*EXERCISE*
Write out the full listing exactly.

═══ EXTRACTED ENTRIES ═══

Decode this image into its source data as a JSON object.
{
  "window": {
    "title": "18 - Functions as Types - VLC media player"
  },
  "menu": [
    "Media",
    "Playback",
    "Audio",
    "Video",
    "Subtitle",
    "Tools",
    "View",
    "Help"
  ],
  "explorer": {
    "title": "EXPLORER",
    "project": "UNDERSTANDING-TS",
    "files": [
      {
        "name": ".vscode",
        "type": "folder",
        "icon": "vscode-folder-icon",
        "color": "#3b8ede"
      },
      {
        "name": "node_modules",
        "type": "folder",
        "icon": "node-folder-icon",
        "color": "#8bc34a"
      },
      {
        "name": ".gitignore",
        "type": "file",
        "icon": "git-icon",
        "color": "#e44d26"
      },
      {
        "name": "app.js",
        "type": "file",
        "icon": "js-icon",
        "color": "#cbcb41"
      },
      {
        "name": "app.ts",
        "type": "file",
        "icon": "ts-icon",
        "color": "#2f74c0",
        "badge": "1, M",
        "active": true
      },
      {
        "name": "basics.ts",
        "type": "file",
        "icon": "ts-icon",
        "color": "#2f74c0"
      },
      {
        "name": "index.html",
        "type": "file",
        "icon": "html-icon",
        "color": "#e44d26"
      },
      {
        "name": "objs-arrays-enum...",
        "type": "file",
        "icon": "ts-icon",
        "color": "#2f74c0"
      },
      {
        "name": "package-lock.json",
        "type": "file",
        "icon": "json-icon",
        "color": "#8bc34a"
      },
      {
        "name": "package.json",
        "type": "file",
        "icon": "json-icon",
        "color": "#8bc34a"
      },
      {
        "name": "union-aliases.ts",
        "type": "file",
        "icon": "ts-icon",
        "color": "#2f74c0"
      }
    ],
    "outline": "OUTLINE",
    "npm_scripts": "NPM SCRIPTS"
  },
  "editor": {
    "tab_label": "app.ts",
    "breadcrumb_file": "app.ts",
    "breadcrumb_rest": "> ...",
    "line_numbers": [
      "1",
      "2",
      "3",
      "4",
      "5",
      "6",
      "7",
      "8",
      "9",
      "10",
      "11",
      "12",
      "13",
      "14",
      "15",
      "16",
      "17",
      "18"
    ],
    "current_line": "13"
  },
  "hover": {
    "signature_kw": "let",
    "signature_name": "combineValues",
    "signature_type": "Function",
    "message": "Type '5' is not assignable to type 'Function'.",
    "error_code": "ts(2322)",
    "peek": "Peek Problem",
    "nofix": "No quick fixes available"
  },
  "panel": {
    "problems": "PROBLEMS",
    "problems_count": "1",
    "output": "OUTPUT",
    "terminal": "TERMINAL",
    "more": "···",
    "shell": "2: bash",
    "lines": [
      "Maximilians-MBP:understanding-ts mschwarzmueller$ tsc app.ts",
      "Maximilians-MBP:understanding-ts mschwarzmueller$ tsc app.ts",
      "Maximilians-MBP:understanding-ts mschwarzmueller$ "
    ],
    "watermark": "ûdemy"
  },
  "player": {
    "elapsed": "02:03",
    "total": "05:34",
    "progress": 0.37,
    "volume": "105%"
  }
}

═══

*REPLY TO THE TASK*
Decode this image into its source data as a JSON object.
{
  "window": {
    "title": "18 - Functions as Types - VLC media player"
  },
  "menu": [
    "Media",
    "Playback",
    "Audio",
    "Video",
    "Subtitle",
    "Tools",
    "View",
    "Help"
  ],
  "explorer": {
    "title": "EXPLORER",
    "project": "UNDERSTANDING-TS",
    "files": [
      {
        "name": ".vscode",
        "type": "folder",
        "icon": "vscode-folder-icon",
        "color": "#3b8ede"
      },
      {
        "name": "node_modules",
        "type": "folder",
        "icon": "node-folder-icon",
        "color": "#8bc34a"
      },
      {
        "name": ".gitignore",
        "type": "file",
        "icon": "git-icon",
        "color": "#e44d26"
      },
      {
        "name": "app.js",
        "type": "file",
        "icon": "js-icon",
        "color": "#cbcb41"
      },
      {
        "name": "app.ts",
        "type": "file",
        "icon": "ts-icon",
        "color": "#2f74c0",
        "badge": "1, M",
        "active": true
      },
      {
        "name": "basics.ts",
        "type": "file",
        "icon": "ts-icon",
        "color": "#2f74c0"
      },
      {
        "name": "index.html",
        "type": "file",
        "icon": "html-icon",
        "color": "#e44d26"
      },
      {
        "name": "objs-arrays-enum...",
        "type": "file",
        "icon": "ts-icon",
        "color": "#2f74c0"
      },
      {
        "name": "package-lock.json",
        "type": "file",
        "icon": "json-icon",
        "color": "#8bc34a"
      },
      {
        "name": "package.json",
        "type": "file",
        "icon": "json-icon",
        "color": "#8bc34a"
      },
      {
        "name": "union-aliases.ts",
        "type": "file",
        "icon": "ts-icon",
        "color": "#2f74c0"
      }
    ],
    "outline": "OUTLINE",
    "npm_scripts": "NPM SCRIPTS"
  },
  "editor": {
    "tab_label": "app.ts",
    "breadcrumb_file": "app.ts",
    "breadcrumb_rest": "> ...",
    "line_numbers": [
      "1",
      "2",
      "3",
      "4",
      "5",
      "6",
      "7",
      "8",
      "9",
      "10",
      "11",
      "12",
      "13",
      "14",
      "15",
      "16",
      "17",
      "18"
    ],
    "current_line": "13"
  },
  "hover": {
    "signature_kw": "let",
    "signature_name": "combineValues",
    "signature_type": "Function",
    "message": "Type '5' is not assignable to type 'Function'.",
    "error_code": "ts(2322)",
    "peek": "Peek Problem",
    "nofix": "No quick fixes available"
  },
  "panel": {
    "problems": "PROBLEMS",
    "problems_count": "1",
    "output": "OUTPUT",
    "terminal": "TERMINAL",
    "more": "···",
    "shell": "2: bash",
    "lines": [
      "Maximilians-MBP:understanding-ts mschwarzmueller$ tsc app.ts",
      "Maximilians-MBP:understanding-ts mschwarzmueller$ tsc app.ts",
      "Maximilians-MBP:understanding-ts mschwarzmueller$ "
    ],
    "watermark": "ûdemy"
  },
  "player": {
    "elapsed": "02:03",
    "total": "05:34",
    "progress": 0.37,
    "volume": "105%"
  }
}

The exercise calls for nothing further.